You don’t have to “overcome objections.” This is the conclusion I reached many years ago in spite of the standard sales doctrine which insists it is a vital step in the sales process. The traditional philosophy for overcoming objections infers you should expect them as a normal course of business dialogue.
I’ve observed hundreds of sales occur without resistance or drama. Lots of buyers are cooperative and willing to do business when treated fairly. Moreover, if you’ve brought valuable resources that can help them succeed, they will actually look for reasons to do business with you.
Sales advice: Proactively seek out buyers who are not resisting your offer—i.e. expressing “objections.” Prospect for customers who are cooperative, loyal, and profitable.

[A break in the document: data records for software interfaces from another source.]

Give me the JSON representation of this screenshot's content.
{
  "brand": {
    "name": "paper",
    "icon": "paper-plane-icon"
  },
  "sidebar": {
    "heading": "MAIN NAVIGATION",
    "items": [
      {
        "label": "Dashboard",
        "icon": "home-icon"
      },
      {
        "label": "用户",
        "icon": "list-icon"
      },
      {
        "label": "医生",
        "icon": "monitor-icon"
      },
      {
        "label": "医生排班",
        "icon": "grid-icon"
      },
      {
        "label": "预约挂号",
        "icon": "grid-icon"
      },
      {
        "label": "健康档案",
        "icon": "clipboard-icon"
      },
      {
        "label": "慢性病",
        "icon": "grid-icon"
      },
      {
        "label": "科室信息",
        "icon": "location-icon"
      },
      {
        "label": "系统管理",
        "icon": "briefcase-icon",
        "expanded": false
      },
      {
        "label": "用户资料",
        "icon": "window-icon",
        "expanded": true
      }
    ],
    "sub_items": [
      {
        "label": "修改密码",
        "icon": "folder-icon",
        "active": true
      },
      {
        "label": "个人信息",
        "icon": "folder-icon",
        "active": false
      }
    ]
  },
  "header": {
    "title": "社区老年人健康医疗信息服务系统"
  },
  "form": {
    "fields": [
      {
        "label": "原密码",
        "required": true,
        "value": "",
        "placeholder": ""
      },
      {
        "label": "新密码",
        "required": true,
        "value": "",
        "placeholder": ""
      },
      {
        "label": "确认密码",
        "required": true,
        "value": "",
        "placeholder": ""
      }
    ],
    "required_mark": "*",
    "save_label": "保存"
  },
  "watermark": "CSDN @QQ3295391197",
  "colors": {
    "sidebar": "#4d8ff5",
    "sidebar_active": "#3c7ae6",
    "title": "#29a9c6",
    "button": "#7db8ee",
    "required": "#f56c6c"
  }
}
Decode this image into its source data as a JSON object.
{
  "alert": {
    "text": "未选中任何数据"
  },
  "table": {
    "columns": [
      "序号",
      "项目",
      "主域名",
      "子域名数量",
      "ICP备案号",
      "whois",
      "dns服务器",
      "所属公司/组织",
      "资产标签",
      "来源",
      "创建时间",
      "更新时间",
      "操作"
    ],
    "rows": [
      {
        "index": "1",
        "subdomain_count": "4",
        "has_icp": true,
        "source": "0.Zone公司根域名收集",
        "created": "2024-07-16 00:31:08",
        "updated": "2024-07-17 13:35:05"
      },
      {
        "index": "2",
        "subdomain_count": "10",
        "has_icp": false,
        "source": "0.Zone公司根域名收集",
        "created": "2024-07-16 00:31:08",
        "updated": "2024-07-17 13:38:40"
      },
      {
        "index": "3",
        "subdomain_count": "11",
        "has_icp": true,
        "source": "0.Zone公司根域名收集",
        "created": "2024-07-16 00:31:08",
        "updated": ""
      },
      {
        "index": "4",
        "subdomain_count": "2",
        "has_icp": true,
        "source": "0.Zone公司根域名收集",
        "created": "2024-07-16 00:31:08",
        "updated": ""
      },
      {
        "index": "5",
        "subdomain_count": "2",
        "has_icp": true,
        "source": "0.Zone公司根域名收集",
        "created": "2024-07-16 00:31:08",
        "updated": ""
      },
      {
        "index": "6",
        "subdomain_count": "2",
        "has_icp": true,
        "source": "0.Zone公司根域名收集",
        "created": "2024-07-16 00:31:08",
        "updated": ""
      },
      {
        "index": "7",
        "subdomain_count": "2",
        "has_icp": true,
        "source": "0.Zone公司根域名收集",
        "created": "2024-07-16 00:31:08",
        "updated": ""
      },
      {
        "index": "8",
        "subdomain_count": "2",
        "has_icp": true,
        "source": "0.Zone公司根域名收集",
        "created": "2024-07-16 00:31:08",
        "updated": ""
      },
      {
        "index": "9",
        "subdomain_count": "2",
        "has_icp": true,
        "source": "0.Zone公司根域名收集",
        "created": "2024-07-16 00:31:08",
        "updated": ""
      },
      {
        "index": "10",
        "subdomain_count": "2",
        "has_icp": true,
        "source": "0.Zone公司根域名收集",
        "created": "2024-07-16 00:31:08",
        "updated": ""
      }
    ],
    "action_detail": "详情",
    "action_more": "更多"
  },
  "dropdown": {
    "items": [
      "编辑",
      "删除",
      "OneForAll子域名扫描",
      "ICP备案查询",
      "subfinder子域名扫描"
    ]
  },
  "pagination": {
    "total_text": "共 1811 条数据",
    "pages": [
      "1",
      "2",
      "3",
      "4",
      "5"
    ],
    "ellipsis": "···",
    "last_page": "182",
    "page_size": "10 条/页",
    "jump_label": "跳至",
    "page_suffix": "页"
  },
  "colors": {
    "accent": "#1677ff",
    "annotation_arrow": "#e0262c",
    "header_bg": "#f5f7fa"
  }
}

Another problem with objections is the salesperson who makes the proverbial mountain out of a mole hill, a situation I recently observed during a coaching session with a salesman.
A buyer stated that pricing had to be competitive. The comment sparked a highly reactive response by the salesman who quickly offered to “run price comparisons” of commonly used SKUs by the buyer. As a matter of coaching demonstration, I calmly said to the buyer, “The prices are competitive and you’ll see when we eventually deliver our proposal.” The buyer smiled and said to the salesman, “Good. That’s what I needed to know.” No price comparison or drama. The salesman made more of the casual comment than intended.
Sales advice: Don’t sweat the casual comment. Do less than you think you need to do or nothing at all and move forward.
Another reason I shun “overcoming” objections is that sometimes you just can’t…or shouldn’t. This is the multi-billion dollar gorilla in the LBM Industry. A demand for immediate delivery is an objection to standard service. A request for special payment terms is an objection to normal protocols. An offer to buy a highly specialized product you do not normally carry is an objection to buying your standard product offering. Our industry and your company loses millions of dollars each year responding to the irrational objections of buyers.
Sales advice: Sell what you got. If it isn’t a fit for the buyer, then find one who can adhere to your business model.
Before all the e-mails flow and comments remind me that sometimes we must, in fact, overcome resistance, I get it. But instead of using the outdated tactics (expressed by my heroes and legends in the business like Earl Nightingale, Zig Ziglar, and Tom Hopkins), use modern techniques. The old method is to a) seek clarity, b) ask a “test close” question, c) resolve the issue and then d) go for the close. Great theory, but not a realistic practice, particularly in modern business-to-business selling. If you have to go out of your way to satisfy an objection or demand, get paid for it.
Sales advice: If you encounter an objection that calls for special consideration on your part, raise the price to justify the additional attention and costs of doing business out of the norm.
The resistance you face is often self-induced. I’m all for resolving objections and overcoming resistance, but more in favor of not being the one to escalate problems unnecessarily. Face the resistance with courage and allow buyers and associates to express their concerns freely. You’ll discover that your willingness to listen is often enough to overcome the challenge. Calm in the face of the storm yields the most rational responses.
Rick Davis, president of Building Leaders, is a premier sales trainer in the building materials industry. His latest book, Sales Economics: The Science of Selling, is now available at buildingleaders.com. Rick can be reached at firstname.lastname@example.org